Two seminal papers, one from a worker who had insight into tectonics and sedimentation (Kennedy 1958), the other from a classical stratigrapher who had an eye for detail and great experience in synthesizing data (George 1960), present quite different views of the Midland Valley. This difference of opinion, although now in a different form, still exists over both the nature and role of the Midland Valley in Caledonian geology and the nature and significance of its boundaries.
The Midland Valley spans the gap between the deeper parts of the Caledonian orogen to the north, where the Dalradian block underwent Cambro-Ordovician burial, metamorphism and cooling and the more superficial but more clearly subduction- related region to the south. Research over the past three decades has assumed that in the south we have the preserved sedimentary record that can be directly related to a mechanism (subduc- tion) that may have provided the required scale and intensity of heat and pressure required to metamorphose and deform the rocks to the north.

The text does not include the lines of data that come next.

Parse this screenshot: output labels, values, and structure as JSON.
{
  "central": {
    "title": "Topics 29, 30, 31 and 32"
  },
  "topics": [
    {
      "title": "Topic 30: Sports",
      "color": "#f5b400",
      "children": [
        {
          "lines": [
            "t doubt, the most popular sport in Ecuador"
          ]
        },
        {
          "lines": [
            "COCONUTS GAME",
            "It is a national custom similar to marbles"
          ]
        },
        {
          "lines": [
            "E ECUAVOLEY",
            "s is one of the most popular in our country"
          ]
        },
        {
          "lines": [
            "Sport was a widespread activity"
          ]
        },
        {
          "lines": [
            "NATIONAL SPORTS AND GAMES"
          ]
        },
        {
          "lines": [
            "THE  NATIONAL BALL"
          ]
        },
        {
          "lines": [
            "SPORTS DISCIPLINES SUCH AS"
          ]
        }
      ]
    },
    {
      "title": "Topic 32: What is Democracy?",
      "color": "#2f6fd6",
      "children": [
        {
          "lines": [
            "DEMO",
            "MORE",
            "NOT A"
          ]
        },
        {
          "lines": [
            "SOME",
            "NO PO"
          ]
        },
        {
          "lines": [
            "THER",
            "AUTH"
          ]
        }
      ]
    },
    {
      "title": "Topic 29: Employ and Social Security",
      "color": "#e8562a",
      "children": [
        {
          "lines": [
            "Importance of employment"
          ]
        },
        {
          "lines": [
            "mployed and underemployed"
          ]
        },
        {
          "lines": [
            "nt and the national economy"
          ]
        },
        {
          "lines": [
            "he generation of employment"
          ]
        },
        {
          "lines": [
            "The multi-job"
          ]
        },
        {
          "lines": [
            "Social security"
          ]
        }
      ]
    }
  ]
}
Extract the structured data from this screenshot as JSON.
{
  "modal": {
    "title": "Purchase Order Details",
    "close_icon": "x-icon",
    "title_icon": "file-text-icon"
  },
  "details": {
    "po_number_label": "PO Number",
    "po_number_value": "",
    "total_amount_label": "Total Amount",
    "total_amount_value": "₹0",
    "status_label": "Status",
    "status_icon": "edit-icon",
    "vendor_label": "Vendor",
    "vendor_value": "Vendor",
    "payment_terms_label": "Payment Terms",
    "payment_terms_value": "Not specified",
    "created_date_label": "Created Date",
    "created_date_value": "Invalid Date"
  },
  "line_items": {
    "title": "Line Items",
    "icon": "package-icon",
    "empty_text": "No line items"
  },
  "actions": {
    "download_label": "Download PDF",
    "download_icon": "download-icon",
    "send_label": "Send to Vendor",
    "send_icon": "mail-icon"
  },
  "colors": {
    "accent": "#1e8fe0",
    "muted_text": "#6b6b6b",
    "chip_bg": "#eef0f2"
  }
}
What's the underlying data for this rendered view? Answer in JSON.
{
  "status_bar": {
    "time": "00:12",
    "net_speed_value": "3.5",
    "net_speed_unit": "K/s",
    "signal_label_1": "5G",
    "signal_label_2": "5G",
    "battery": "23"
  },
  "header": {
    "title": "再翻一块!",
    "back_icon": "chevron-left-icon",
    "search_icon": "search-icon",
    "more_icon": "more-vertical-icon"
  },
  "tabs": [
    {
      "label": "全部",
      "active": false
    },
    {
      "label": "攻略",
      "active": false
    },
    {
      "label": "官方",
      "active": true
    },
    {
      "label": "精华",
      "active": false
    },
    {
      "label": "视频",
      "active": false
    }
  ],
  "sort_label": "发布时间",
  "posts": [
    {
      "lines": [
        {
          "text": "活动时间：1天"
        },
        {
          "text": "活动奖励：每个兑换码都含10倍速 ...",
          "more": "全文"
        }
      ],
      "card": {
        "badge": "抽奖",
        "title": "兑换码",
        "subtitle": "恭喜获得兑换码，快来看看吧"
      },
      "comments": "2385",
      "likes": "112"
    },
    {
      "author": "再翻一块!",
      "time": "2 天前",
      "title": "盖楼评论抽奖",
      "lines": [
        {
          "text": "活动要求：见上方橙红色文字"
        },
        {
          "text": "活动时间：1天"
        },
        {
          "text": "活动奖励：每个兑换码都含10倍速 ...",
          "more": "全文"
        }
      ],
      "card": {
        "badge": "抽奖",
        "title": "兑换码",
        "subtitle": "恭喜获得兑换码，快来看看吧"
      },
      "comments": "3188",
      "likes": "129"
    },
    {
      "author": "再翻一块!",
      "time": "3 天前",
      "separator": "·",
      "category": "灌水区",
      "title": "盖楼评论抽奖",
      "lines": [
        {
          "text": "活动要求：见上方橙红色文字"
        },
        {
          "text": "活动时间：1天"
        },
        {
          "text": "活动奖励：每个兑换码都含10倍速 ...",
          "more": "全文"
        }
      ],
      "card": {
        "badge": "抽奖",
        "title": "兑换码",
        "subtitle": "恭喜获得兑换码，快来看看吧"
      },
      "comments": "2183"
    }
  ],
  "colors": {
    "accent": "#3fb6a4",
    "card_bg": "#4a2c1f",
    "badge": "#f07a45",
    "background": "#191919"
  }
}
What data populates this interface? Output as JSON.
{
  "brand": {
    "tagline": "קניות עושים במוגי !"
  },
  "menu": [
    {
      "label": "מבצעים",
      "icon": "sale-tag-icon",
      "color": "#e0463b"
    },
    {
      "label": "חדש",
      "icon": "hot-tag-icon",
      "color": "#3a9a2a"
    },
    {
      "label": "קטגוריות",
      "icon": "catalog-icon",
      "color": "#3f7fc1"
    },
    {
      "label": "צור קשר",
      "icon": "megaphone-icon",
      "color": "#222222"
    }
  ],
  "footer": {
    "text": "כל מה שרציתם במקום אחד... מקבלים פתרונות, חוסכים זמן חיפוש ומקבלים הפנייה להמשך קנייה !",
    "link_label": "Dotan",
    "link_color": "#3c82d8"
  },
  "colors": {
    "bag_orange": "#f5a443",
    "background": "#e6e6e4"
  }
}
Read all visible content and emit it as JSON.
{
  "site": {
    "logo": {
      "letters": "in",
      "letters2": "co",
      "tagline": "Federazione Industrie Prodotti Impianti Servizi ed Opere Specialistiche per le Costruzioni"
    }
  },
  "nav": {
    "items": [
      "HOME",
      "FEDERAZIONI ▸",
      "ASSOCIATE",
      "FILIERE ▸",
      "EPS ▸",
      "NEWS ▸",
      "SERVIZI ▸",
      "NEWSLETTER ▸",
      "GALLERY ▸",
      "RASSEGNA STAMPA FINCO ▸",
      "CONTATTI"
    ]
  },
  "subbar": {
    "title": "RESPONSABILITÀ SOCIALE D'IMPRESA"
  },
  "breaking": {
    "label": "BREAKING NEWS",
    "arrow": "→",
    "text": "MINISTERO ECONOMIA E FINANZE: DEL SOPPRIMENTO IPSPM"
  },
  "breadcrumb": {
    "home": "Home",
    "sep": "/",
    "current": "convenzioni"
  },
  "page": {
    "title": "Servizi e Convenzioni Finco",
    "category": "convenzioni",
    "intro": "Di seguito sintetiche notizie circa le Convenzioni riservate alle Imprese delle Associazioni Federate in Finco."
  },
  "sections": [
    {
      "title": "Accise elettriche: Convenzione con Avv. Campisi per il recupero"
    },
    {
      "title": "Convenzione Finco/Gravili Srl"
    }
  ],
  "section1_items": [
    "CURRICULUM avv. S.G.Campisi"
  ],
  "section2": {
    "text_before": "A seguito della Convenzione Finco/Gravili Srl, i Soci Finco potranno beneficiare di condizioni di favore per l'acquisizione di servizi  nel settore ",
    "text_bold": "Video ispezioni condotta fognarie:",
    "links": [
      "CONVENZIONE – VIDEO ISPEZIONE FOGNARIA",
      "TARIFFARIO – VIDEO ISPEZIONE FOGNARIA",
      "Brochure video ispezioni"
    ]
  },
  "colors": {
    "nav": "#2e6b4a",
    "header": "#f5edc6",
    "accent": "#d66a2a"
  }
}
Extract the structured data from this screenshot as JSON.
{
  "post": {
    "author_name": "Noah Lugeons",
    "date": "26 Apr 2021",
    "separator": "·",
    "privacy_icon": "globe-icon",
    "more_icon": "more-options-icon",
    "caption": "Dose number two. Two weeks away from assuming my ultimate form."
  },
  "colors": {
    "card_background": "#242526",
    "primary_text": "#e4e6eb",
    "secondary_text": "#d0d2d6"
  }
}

Establishing the nature of the link between these two regions is critical to an understanding of the Caledonides in the UK, and the Midland Valley of Scotland, being the ground between, is clearly of some significance. However, Lower Palaeozoic rocks of the Midland Valley are poorly exposed being mostly covered by Upper. They are found mainly along its northern and southern margins (Fig. 5.1). This paucity of exposure within the Midland Valley has left much room for speculation about its